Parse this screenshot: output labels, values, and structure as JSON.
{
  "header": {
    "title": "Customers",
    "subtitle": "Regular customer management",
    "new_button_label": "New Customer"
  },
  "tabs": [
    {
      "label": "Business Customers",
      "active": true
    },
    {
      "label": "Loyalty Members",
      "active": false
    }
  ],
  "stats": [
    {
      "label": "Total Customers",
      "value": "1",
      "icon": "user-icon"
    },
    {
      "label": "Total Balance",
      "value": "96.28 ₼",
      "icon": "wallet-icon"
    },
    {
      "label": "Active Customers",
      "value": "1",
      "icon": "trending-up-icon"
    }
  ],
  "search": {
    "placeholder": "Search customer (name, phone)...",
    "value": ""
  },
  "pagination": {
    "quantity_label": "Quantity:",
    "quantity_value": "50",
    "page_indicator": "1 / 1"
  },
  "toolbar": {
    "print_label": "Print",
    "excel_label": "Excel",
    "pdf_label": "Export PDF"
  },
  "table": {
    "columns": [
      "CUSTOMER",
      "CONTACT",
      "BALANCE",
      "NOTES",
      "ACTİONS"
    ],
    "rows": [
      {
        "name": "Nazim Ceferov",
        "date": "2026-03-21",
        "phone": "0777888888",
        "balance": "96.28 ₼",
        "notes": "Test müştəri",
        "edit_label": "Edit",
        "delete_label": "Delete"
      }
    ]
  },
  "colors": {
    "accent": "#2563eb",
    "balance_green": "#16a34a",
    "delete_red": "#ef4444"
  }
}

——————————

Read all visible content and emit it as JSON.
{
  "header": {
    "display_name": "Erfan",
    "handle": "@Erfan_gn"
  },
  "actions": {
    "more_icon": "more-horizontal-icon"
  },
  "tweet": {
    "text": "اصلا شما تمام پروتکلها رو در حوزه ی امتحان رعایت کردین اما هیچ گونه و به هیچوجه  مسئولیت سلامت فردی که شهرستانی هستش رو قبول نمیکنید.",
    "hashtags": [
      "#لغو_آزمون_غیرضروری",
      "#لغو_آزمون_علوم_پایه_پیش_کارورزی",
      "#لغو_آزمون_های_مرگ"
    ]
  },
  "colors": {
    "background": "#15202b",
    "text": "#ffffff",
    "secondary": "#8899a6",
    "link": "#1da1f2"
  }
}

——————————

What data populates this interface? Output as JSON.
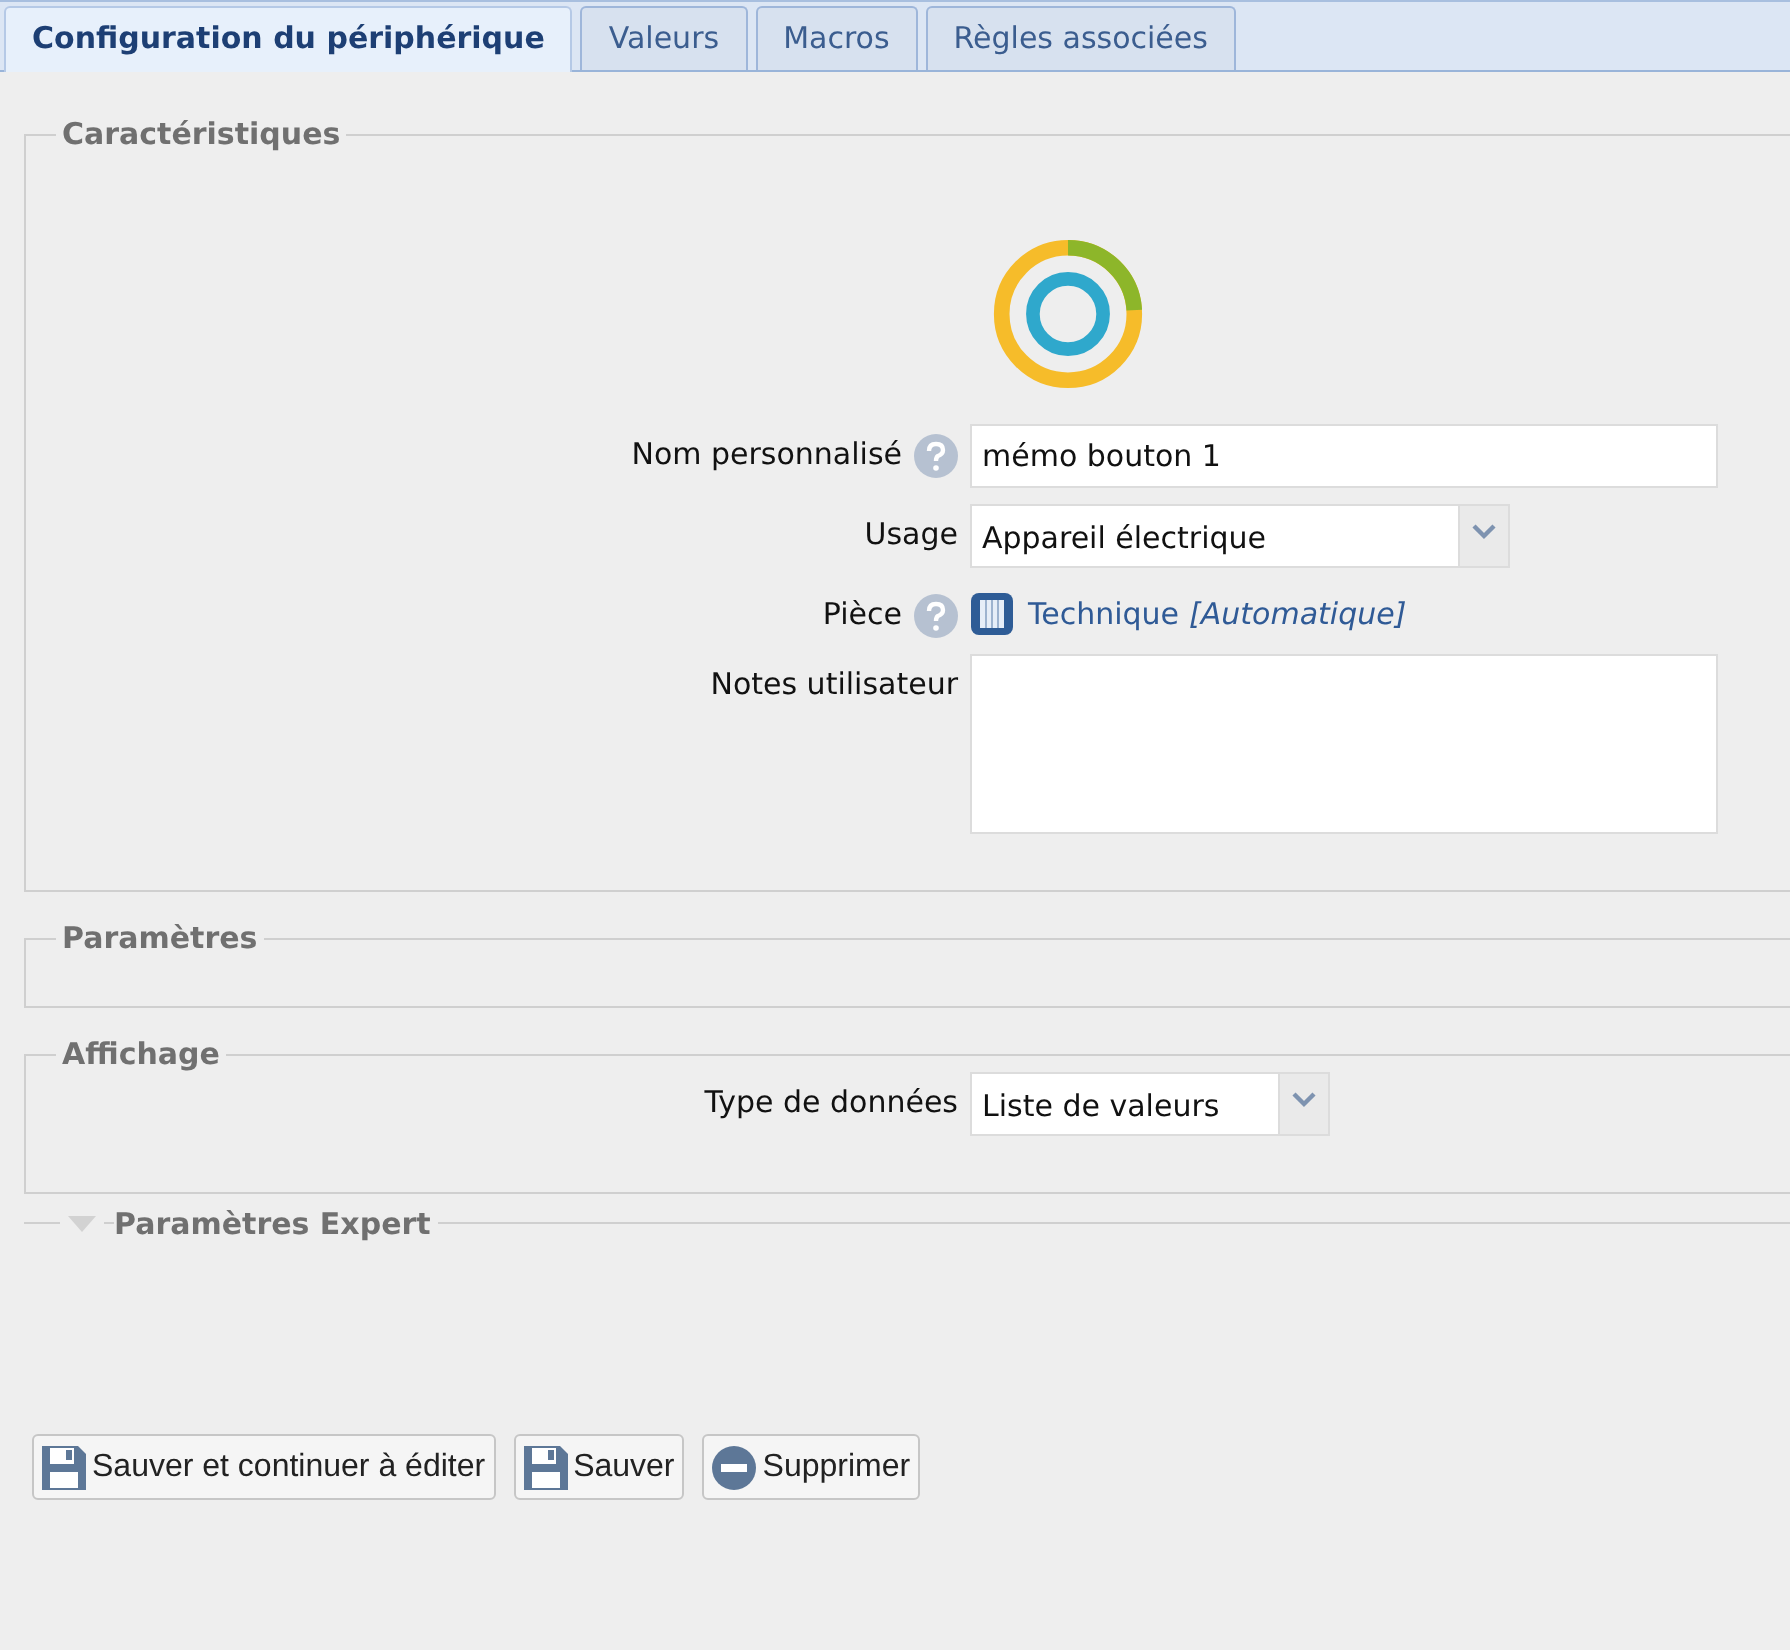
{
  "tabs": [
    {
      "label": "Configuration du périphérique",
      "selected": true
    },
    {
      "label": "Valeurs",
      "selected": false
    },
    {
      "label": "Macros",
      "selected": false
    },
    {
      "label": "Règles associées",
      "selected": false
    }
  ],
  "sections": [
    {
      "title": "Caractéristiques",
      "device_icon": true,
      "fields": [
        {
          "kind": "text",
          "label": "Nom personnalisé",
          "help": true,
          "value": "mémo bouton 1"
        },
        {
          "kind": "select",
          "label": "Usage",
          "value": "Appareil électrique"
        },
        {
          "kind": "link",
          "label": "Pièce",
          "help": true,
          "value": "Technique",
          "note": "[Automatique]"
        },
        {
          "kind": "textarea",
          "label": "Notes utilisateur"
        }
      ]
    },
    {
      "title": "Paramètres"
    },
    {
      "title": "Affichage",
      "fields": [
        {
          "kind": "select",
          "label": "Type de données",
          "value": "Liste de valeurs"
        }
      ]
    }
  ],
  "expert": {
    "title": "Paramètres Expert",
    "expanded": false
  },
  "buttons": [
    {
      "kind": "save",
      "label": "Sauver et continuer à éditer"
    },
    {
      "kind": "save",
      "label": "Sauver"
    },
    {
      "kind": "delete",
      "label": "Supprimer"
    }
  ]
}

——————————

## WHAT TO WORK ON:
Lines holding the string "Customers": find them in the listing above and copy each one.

## EXERCISE SOLUTION:
    "title": "Customers",
      "label": "Business Customers",
      "label": "Total Customers",
      "label": "Active Customers",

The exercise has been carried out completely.